Items listed in a dataset
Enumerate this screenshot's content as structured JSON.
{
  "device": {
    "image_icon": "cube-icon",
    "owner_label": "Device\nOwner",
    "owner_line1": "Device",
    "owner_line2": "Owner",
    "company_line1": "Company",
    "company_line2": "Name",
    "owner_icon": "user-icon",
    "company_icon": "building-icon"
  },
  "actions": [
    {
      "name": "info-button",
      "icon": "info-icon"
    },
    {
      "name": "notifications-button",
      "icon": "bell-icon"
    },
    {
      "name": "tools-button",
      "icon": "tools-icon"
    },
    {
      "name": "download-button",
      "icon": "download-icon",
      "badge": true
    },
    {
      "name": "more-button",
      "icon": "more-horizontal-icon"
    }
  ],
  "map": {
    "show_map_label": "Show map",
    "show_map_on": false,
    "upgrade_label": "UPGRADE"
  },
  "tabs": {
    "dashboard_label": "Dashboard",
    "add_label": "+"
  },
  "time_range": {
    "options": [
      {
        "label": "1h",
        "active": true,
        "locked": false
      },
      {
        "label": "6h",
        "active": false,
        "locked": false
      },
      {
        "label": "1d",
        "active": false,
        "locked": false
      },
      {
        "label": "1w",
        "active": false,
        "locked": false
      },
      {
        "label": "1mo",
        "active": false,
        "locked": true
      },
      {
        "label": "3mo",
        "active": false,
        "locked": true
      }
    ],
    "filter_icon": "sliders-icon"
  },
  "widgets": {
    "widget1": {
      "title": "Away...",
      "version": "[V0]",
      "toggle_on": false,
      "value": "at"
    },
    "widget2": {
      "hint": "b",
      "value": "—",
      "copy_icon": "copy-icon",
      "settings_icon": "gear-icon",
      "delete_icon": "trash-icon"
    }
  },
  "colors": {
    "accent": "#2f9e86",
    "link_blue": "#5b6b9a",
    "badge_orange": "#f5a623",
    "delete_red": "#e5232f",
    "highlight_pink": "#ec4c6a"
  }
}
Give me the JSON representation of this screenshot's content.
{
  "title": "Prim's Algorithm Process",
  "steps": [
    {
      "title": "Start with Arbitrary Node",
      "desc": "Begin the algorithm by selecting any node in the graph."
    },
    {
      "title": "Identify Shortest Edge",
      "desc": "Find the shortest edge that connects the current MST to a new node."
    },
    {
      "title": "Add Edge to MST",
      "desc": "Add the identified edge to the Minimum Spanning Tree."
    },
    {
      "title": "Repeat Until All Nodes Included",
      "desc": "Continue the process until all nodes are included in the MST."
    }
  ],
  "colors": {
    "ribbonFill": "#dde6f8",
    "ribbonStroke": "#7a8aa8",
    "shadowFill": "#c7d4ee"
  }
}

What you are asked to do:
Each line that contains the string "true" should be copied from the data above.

Task result:
      "badge": true
        "active": true,
        "locked": true
        "locked": true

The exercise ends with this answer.